ABOUT THIS TASK:
Could you repeat every entry below word for word, leaving out the pictures?

Saved entries:
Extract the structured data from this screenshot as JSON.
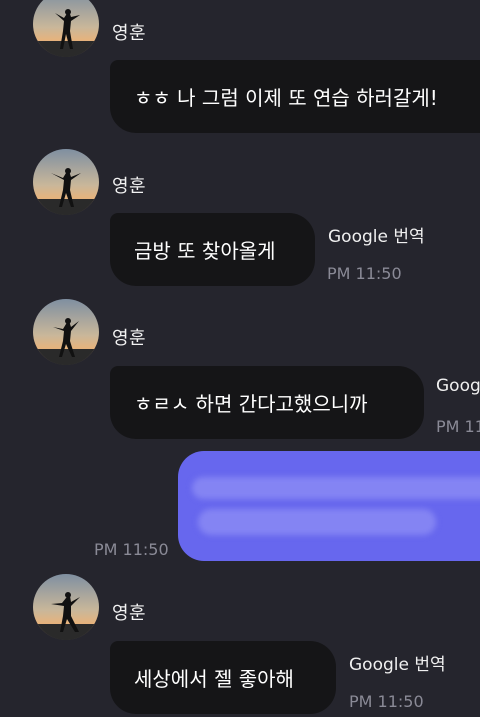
{
  "messages": [
    {
      "sender": "영훈",
      "text": "ㅎㅎ 나 그럼 이제 또 연습 하러갈게!",
      "translate_label": "",
      "time": ""
    },
    {
      "sender": "영훈",
      "text": "금방 또 찾아올게",
      "translate_label": "Google 번역",
      "time": "PM 11:50"
    },
    {
      "sender": "영훈",
      "text": "ㅎㄹㅅ 하면 간다고했으니까",
      "translate_label": "Goog",
      "time": "PM 11:"
    },
    {
      "sender": "영훈",
      "text": "세상에서 젤 좋아해",
      "translate_label": "Google 번역",
      "time": "PM 11:50"
    }
  ],
  "sent_message": {
    "time": "PM 11:50",
    "content": "redacted"
  },
  "colors": {
    "background": "#25252d",
    "received_bubble": "#151517",
    "sent_bubble": "#6767ee",
    "time_text": "#8a8a96"
  },
  "icons": {
    "avatar": "silhouette-at-sunset-avatar-icon"
  }
}
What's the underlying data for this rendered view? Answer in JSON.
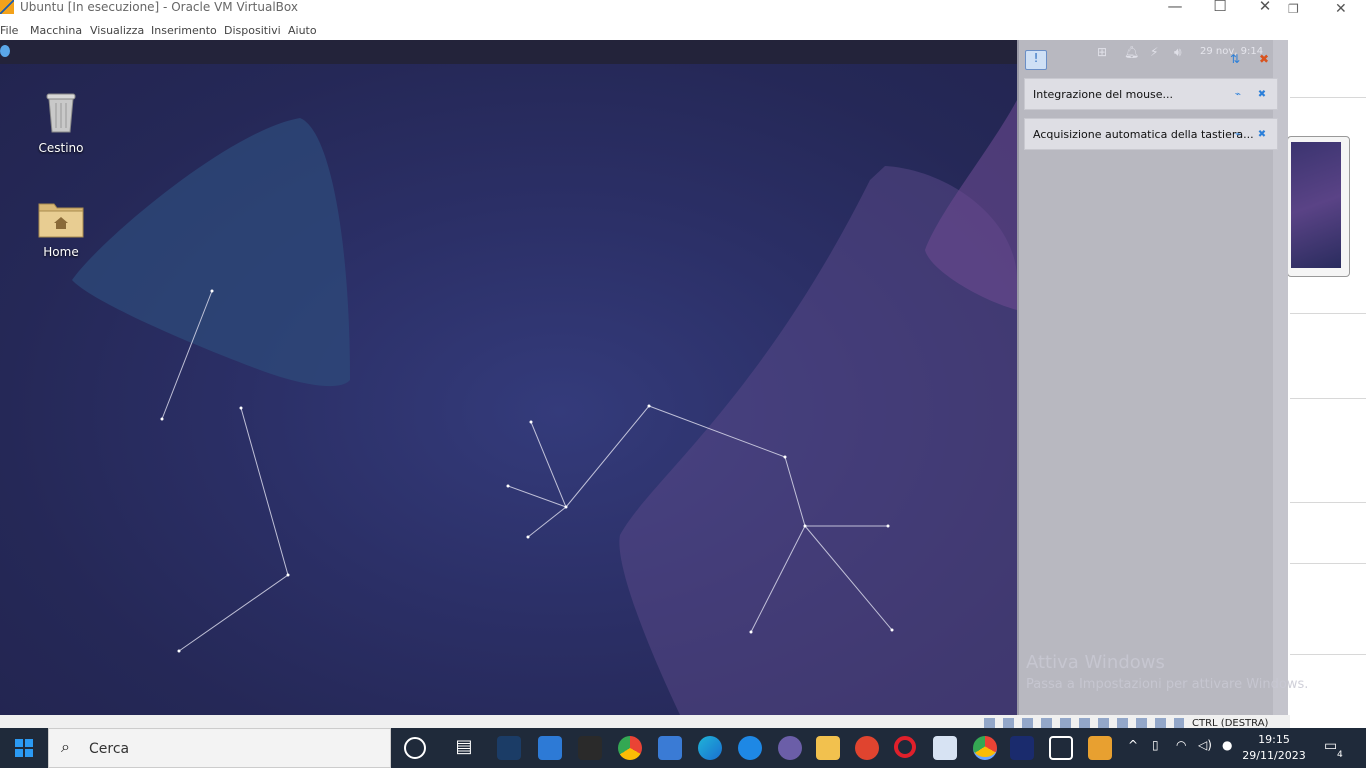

RESPONSE TO THIS TASK:
Extract the structured data from this screenshot as JSON.
{
  "messages": [
    {
      "sender": "영훈",
      "text": "ㅎㅎ 나 그럼 이제 또 연습 하러갈게!",
      "translate_label": "",
      "time": ""
    },
    {
      "sender": "영훈",
      "text": "금방 또 찾아올게",
      "translate_label": "Google 번역",
      "time": "PM 11:50"
    },
    {
      "sender": "영훈",
      "text": "ㅎㄹㅅ 하면 간다고했으니까",
      "translate_label": "Goog",
      "time": "PM 11:"
    },
    {
      "sender": "영훈",
      "text": "세상에서 젤 좋아해",
      "translate_label": "Google 번역",
      "time": "PM 11:50"
    }
  ],
  "sent_message": {
    "time": "PM 11:50",
    "content": "redacted"
  },
  "colors": {
    "background": "#25252d",
    "received_bubble": "#151517",
    "sent_bubble": "#6767ee",
    "time_text": "#8a8a96"
  },
  "icons": {
    "avatar": "silhouette-at-sunset-avatar-icon"
  }
}
What's the underlying data for this rendered view? Answer in JSON.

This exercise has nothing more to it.